BARCELONA, Oct 20 (Reuters) - Glencore’s efforts to reduce debts to turn around its share price will limit its ability to do deals on coal assets and its absence is expected to slow consolidation in the depressed sector.
As the largest shipper of thermal coal, Glencore has been omnipresent in deals concerning assets in the sector, where a glut of supply has sent prices to multi-year lows, prompting expectations for a wave of consolidation among miners.
This changed in September, however, when Glencore succumbed to shareholder pressure and announced plans to reduce its debt to $20 billion from the current $30 billion, including a share issue and asset sales.
“Glencore, if they had been financially powerful, would have accelerated the consolidation of the thermal coal industry,” a trader at a mining company said.
Glencore declined to comment on its ability to make acquisitions.
The mining and trading company’s overhaul is expected to tie its hands on even the most attractive of deals, shrinking the pool of potential buyers of coal assets, which was already suffering from a withdrawal of investors conscious of the environmental impact of coal power.
“At the moment they’re (Glencore) focused on sorting out their own house. It’s good news for anyone else who is a buyer, it’s one less significant natural buyer in the market,” Neil Passmore, chief executive of corporate finance advisory firm Hannam & Partners, said on the sidelines of the Coaltrans world coal conference in Barcelona.

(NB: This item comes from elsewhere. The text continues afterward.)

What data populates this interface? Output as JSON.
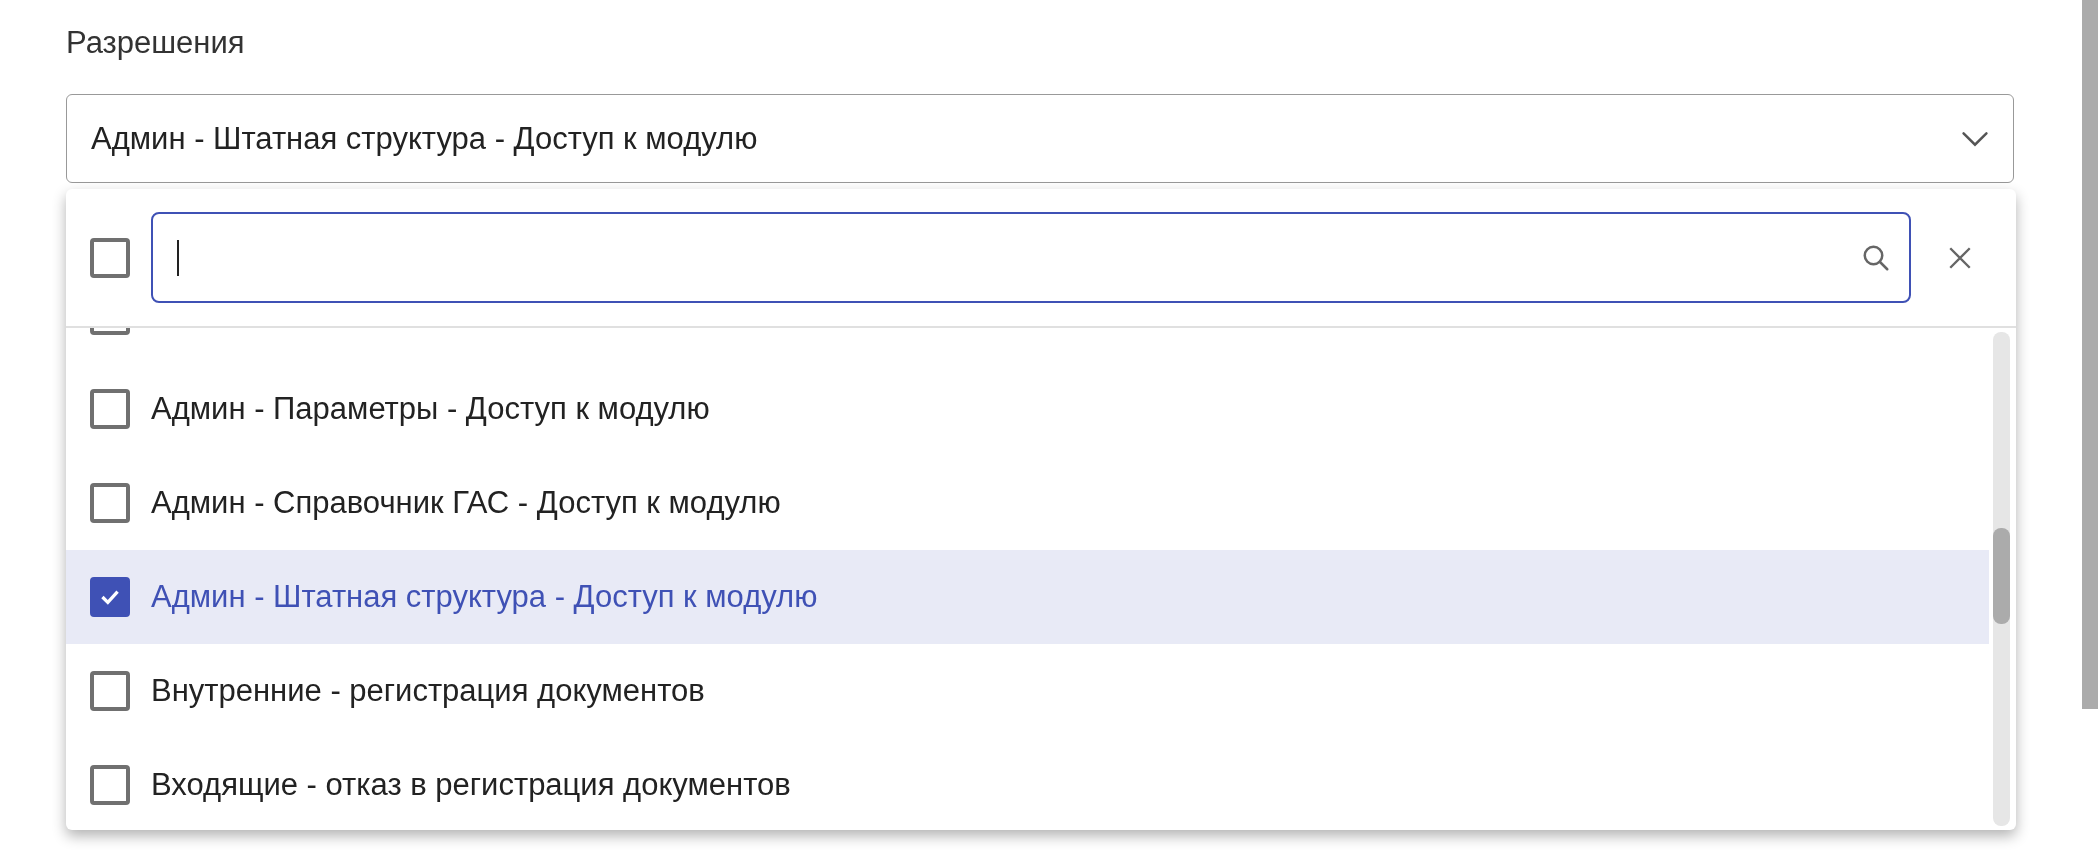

“If you’re a seller it’s bad news. Your shortlist of people who can move quickly, and are probably always there at some sort of price - one of those guys is now largely out of the market.”
Traders said that prior to its plan to cut debts, Glencore was in competition with X2 Resources - the private equity fund set up by former Xstrata boss Mick Davis - for coal assets including Rio Tinto’s Australian Hunter Valley Operations and Mount Thorley Warkworth mines.
“Without Glencore there, obviously the competitive tension is much reduced and I would assume that Mick Davis and his bankers are already in discussion with Rio,” a trader said.
“Without the realistic prospect of Glencore bidding in competition then presumably X2 is able to be a bit more aggressive with their pricing.”
Glencore’s last deal before its debt-reduction plan kicked in was the acquisition of Vale’s Australian Integra coal mine with Bloomfield Group in August.
The unprecedented shareholder pressure over the past six months at Glencore has cautioned its private rivals to think twice before going public or amassing large physical assets.
Privately held trade houses Vitol, Trafigura, Mercuria and Gunvor are not as asset-heavy as Glencore, focussing instead on their core trading activities.
This month Trafigura and Vitol raised over $10 billion via syndicated loans but the funds were not expected to be used on any large asset acquisitions.
“I’m sure that Trafigura and Vitol are not going to go out buying assets, I’m sure they’re just raising funds to shore up their core businesses, the trading business,” a mining-focussed private equity investor said.
“Their appetite for mining assets is reduced.” (Reporting by Sarah McFarlane; Editing by Dale Hudson)